Our non-degree options, which include a graduate-level certificate or individual courses, have somewhat relaxed requirements and standards compared to the MS program. As a result, these options are attractive for students preparing for a future graduate degree or who were unsuccessful in their CFRM MS applications.
Computational Finance Certificate
Applicants to a Computational Finance certificate program should prepare a one-page letter of application and provide a current resume and detailed academic history, including transcripts. No test scores or recommendation letters are required. International students do not require any kind of visa, as the certificate programs are fully online. Please apply on the CFRM website directly (linked below).
Students who are approved to enroll will be given instructions on how to complete the PCE application and registration process. Admitted students to the Computational Finance certificate who wish to reserve the option to apply up to 12 credits toward the CFRM-MS at a later date should complete a GNM application with the UW Graduate School.
Single Course Study
Please determine which course(s) you want to take and follow the instructions on the application page below (or via the “Apply Now” link above). As a reminder, applicants must meet all course prerequisites.
Each course or certificate program listed on this website includes information on prerequisites. These are minimum requirements established by our faculty for students to have a fair chance of success in the course. The skills required should be recent and complete such that you retain a full working knowledge of the subject. Completion of a relevant course 10+ years ago, AP credit from a high school calculus course, basic “survey” courses or “calculus for business” classes do not constitute adequate preparation.

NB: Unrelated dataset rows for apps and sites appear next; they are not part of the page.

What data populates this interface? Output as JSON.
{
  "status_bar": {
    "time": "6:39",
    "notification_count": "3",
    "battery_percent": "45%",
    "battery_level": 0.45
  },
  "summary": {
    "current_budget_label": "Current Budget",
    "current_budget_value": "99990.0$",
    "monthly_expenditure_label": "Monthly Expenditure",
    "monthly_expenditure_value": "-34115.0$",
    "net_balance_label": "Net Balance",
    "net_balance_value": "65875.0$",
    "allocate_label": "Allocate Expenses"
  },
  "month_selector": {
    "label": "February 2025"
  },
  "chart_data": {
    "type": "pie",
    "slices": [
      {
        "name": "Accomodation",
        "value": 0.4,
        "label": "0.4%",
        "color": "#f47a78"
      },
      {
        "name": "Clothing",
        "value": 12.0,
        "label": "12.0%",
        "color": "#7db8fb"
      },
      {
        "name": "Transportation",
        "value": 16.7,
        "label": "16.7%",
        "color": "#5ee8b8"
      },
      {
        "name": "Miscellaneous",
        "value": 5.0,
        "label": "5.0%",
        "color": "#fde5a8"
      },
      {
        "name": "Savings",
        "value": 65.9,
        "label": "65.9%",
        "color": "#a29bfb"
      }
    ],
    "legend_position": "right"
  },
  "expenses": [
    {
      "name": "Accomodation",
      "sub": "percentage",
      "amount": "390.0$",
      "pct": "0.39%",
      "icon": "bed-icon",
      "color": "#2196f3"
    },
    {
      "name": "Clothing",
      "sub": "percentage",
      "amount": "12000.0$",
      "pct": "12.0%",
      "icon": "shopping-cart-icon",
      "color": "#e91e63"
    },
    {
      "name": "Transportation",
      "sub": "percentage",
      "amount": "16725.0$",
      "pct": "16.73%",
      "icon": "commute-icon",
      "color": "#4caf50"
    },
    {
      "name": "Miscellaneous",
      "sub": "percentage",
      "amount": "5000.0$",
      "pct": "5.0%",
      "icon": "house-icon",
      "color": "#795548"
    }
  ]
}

Prerequisites exist for your benefit, not that of the CFRM program. Dated or inadequate preparation results in students failing to complete the coursework or struggling beyond the level of a reasonable intellectual challenge.